A car accident occurred recently after a car slid on black ice.  This tragic accident left one person dead near Big Chimney in Charleston, West Virginia (WV).  Two passengers were also injured and ultimately all three people were ejected from the vehicle, reports the Charleston Gazette.

My condolences go out the family of all involved.  I can’t help but wonder why the driver, who is ultimately responsible for the safety of the passengers, didn’t have everyone buckle up.  It is always tragic when an accident may have been preventable.  Statistics show that 63% of people killed in car accidents weren’t wearing their seat belts. 

This wreck also illustrates the danger of black ice.  So, what makes black ice so dangerous and what exactly is it?  Well it’s because black ice is virtually translucent that you don’t know you’ve hit a patch until you’ve lost control of your vehicle.  Buy it’s not just West Virginia that has been suffering from wrecks and accidents because of the black ice, its Virginia (VA), North Carolina (NC), and Maryland (MD) as well.
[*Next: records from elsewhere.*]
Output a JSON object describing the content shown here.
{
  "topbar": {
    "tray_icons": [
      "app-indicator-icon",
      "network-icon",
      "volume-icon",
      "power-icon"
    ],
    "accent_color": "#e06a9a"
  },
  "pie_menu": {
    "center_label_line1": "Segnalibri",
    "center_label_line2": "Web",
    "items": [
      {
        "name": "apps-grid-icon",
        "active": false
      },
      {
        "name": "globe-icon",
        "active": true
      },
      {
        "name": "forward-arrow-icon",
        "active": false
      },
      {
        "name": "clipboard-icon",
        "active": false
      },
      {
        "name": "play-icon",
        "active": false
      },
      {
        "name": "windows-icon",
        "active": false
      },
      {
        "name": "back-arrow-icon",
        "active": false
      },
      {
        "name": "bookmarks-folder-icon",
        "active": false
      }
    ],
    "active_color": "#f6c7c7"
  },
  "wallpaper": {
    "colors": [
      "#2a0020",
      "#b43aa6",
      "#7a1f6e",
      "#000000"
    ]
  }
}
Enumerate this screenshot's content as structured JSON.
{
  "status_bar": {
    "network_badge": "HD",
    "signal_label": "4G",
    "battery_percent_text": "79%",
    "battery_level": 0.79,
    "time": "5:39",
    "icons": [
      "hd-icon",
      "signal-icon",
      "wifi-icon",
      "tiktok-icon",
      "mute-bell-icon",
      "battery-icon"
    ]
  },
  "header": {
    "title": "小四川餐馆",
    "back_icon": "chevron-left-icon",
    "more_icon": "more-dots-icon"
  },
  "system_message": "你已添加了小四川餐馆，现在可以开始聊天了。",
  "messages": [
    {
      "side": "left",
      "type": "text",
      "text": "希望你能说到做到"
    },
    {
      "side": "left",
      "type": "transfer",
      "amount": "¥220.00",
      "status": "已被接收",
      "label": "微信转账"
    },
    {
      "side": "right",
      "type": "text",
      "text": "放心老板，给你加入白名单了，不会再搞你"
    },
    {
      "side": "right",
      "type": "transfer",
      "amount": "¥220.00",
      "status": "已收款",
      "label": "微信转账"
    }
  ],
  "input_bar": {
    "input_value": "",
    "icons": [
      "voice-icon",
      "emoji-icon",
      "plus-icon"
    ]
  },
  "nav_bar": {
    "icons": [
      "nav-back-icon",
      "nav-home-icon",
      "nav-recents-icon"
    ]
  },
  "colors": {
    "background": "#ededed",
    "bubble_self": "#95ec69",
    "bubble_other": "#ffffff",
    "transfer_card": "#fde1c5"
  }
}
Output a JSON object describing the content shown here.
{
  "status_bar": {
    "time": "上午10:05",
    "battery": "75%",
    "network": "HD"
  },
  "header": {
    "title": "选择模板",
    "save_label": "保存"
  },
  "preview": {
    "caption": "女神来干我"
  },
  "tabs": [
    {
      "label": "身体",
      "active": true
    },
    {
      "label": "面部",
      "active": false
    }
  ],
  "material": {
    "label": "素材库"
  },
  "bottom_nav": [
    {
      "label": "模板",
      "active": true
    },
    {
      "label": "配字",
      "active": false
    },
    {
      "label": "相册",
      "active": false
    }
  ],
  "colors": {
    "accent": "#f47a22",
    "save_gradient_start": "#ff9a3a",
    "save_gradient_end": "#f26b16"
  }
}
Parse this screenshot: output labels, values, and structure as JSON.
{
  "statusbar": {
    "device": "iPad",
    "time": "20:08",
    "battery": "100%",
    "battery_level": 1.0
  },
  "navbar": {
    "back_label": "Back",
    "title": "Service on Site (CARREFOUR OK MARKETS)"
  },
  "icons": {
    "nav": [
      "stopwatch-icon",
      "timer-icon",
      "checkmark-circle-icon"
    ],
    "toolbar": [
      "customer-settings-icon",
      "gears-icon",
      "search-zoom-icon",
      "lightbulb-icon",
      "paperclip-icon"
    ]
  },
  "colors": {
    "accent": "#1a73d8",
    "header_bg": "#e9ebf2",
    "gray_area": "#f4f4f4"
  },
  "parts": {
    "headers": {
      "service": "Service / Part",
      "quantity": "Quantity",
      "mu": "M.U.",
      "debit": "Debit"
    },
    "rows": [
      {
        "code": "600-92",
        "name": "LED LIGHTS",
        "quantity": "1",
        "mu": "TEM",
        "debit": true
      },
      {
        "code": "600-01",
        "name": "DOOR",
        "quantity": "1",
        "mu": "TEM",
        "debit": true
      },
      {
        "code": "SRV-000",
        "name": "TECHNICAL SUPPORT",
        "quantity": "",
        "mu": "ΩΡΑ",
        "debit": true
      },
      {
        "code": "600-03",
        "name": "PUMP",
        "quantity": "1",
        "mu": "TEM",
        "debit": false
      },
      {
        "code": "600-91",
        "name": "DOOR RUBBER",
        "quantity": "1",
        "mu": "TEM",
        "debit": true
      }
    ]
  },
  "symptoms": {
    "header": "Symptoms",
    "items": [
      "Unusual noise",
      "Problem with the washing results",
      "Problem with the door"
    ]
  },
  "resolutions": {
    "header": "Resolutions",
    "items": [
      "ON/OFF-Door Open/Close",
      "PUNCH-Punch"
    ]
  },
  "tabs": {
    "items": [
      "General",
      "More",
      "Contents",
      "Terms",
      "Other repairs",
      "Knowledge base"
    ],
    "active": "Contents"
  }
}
Black ice accidents frequently result in serious injury, such as broken limbs or head trauma, and or fatality. Thankfully, no one involved in any the accidents on Duke Street were seriously injured. These accidents highlight an important point though – roads can be just as dangerous after a snowstorm as they are during a snowstorm